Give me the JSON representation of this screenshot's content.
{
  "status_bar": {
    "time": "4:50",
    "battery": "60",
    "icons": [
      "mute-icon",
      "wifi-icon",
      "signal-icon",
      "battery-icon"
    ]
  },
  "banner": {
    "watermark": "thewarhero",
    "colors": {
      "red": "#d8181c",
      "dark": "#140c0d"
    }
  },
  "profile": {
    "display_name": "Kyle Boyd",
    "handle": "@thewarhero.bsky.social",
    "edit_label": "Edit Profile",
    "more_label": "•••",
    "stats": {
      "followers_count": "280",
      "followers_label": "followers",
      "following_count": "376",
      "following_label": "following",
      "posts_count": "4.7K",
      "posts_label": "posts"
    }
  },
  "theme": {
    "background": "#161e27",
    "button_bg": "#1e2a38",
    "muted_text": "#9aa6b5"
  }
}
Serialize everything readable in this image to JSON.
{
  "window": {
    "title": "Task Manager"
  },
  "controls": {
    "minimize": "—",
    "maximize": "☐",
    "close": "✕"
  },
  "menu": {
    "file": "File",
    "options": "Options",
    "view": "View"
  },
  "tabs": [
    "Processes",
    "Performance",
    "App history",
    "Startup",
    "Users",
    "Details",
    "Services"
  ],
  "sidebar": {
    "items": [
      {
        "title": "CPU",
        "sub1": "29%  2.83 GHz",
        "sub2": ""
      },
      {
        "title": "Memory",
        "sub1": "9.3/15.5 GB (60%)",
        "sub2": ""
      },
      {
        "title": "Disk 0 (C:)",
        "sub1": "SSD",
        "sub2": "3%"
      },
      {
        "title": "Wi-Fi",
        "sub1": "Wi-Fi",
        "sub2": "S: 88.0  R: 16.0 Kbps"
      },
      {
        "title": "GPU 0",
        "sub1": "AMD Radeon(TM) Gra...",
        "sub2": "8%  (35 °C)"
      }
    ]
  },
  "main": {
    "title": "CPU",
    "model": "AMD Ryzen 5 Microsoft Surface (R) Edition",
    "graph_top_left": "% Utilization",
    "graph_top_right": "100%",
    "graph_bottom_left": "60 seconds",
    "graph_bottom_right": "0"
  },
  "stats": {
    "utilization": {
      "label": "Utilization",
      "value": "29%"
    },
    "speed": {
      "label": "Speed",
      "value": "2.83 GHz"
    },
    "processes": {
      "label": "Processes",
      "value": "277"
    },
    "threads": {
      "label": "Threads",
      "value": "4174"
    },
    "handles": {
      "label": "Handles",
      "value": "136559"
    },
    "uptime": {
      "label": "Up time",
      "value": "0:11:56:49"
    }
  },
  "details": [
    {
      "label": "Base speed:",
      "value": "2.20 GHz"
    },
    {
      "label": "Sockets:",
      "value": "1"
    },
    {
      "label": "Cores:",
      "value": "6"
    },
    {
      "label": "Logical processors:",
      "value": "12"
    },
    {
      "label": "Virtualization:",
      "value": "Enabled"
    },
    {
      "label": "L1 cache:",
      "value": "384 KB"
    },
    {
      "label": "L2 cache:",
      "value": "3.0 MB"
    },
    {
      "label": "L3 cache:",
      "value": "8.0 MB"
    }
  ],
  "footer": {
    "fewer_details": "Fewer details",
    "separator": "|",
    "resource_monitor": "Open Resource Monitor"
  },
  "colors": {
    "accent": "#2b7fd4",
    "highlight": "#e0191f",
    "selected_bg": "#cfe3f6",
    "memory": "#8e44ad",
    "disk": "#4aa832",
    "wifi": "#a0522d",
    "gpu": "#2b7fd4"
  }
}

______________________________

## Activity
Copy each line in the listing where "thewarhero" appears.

## Exercise answer
    "watermark": "thewarhero",
    "handle": "@thewarhero.bsky.social",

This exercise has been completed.